Router Masterclass Trophy Cabinet archive
Friday 11 June 2010
Anthony Bailey builds this great wall cabinet for your sports trophiesError loading Partial View script (file: ~/Views/MacroPartials/cwsGalleryImages.cshtml)
The projectThis is a perfect project for any keen sportsman â€“ golf, tennis, football, angling: you name it. A collection of trophies deserves a proper home of their own. This cabinet uses a light coloured birch ply inside and polycarbonate glazing around three faces, to show the trophies off to best advantage, and a suitable darker hardwood for the outer parts. It entails some careful setting out and execution but the result is worth it.
Machining small sectionsThis is always problematic. It doesnâ€™t matter how small the cut or cutter, it can be dangerous and vibration can damage the work and even break a tiny cutter. Not having a through fence and just using finger pressure is quite inadequate.
The solution is to create a tunnel which encloses and supports the work.
The jig1. Clamp a sheet of ply or MDF in across the cutter, opening on the router table to create the through fence. Machine all the components to the same size using a thicknesser for accuracy. Lay one piece against the through fence and a second shorter piece next to it
2. Now cut a piece of ply to sit on top of both sections
3. Remove the ply through fence and pin the narrow piece of ply to it using another piece for support while you do so. Use a try square and the intended component and the offcut to get the positioning correct. Note that the tunnel must fit tightly around the pieces you are going to machine
4. Now with the component and the length of component offcut pressed firmly in place, pin that offcut to the strip of ply. You should now have an inverted 'U' shaped tunnel which will enclose the components you are about to machine
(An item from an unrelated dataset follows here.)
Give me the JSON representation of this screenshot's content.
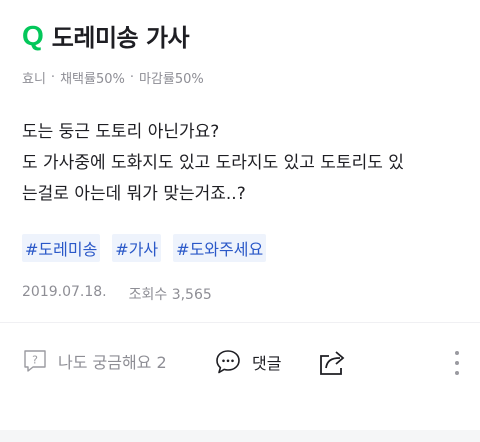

5. You need to experiment to get the tunnel positioned correctly over the cutter, so do some test cuts until it is right. You will find vibration drops considerably, improving the cut finish and preventing the workpiece jumping and causing damage. It will therefore lessen the shock caused to small straight cutters that might otherwise break, and avoids any risk to your fingers
The cutters6. Although this is a slightly tricky project, it doesn't need a lot of router cutters. I chose a two-flute 3.2mm diameter straight cutter for all the glazing slots. The slots were all done in one pass so care is needed to avoid breakage. You need to do a repeat pass to loosen the tightly packed chippings that will jam the slot.
The 45° bearing guided bevel cutter created the undercut shape on the trophy cabinet top. It needs to have a long enough cutting edge to achieve this. Finally, a bearing guided rebate cutter was used for the back panel rebates. It wasn't used to full depth as this would have been more than the 6.4mm ply thickness. All the cutters were on a 1/2in shank, so it is within the scope of a small router
Making it7. Decide what size the cabinet needs to be - this is governed by internal height, width and depth sufficient to contain the trophies. Cut the cabinet top to size including the extra amount for the projecting edges. Set up a large bevel cutter in the router table and do the bevel edge in several passes to depth. In this case, you can alter both cut depth and width as you work towards the final cut
8. Having machined the bevel, mark out the positions for the four corner glazing bars and the slots for the polycarbonate glazing. This setting out is crucial and needs to be done using an offcut of the glazing bar to get the marking out correct. Put marks on the top side to show where to start and stop the slots when machining on the router table
9. Machine up the front and side facings for the base including the glued on brackets for the ends. Use a mitre saw to create butt joints at the front corners, using the cabinet top as a position guide when marking out. Use 'drop on machining' for the glazing slots in both the cabinet top and the base facings. These slots must not meet in the corners as there will be location dowel holes there
10. Cut two pieces of 9mm or 12mm birch ply to fit inside the base pieces and four offcuts of softwood all glued together to create a box around which the facings will be glued. The top piece of ply is narrower to create a rebate for the cabinet back panel. The softwood and plies must be flush all round apart from this - check with a square after clamping up
11. The top has a rebate machined at the back to accept the birch ply back panel, as do the two rear glazing bars
12. All the location dowel holes are drilled in the top and base. Use a dowel pin to mark the ends of the glazing bars and drill those holes. The back panel is now glued and pinned into the base rebate and checked for square. The rear glazing bars can also be dowelled in place and glued to the back panel
13. The polycarbonate sheet is cut to fit the slots and a ply shelf made that rests on small shelf supports fitted in the glazing bars. The whole cabinet needs to be sanded and a finish applied before the glazing is fitted.